### RECORDS FOR PROCESSING
═══
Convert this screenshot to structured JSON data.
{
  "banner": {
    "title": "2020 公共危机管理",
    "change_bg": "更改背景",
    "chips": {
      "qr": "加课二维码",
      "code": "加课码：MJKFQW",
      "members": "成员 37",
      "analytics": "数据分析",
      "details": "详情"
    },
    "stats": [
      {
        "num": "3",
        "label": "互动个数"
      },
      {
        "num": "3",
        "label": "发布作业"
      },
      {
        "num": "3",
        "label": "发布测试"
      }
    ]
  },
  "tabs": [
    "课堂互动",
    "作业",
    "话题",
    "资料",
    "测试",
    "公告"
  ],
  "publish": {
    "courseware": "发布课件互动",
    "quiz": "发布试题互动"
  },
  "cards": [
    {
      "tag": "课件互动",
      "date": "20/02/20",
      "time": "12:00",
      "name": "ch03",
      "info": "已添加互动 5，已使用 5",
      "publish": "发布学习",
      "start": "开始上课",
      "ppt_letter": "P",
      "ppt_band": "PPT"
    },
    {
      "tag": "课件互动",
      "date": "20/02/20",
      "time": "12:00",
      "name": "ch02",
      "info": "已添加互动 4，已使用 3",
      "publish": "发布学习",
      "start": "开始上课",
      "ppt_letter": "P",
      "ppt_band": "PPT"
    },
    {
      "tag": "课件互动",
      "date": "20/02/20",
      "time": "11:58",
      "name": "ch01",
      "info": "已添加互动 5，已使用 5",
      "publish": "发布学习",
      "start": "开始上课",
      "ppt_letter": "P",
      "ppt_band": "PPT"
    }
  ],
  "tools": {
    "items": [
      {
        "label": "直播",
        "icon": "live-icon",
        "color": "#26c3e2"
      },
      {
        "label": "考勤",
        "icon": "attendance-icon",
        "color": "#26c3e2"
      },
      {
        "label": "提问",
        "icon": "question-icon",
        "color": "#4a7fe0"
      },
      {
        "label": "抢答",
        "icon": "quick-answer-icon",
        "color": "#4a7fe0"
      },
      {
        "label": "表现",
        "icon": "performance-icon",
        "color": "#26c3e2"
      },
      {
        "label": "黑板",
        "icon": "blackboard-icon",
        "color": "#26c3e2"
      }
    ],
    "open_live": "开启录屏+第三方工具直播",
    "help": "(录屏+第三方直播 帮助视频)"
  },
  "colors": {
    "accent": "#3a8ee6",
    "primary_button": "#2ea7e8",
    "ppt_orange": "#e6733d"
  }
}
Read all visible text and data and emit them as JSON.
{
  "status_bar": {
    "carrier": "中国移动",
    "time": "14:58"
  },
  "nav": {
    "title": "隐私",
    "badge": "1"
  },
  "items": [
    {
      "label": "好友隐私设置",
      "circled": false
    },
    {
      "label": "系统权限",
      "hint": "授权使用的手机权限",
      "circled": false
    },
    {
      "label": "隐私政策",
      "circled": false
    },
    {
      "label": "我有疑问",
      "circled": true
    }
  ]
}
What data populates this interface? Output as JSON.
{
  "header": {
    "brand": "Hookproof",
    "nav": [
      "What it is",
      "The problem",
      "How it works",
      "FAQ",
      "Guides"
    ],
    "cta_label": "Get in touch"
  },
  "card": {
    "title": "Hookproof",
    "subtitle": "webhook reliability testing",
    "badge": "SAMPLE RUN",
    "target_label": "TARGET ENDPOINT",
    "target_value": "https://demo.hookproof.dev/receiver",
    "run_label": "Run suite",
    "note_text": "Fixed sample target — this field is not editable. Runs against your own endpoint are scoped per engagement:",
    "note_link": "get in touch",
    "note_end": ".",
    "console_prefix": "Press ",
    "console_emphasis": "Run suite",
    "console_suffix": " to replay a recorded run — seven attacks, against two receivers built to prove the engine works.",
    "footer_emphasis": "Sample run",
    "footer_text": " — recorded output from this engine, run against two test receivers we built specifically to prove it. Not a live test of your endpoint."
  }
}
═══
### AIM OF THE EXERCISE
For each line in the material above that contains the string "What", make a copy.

### RESULT FOR THIS EXERCISE
What data populates this interface? Output as JSON.
      "What it is",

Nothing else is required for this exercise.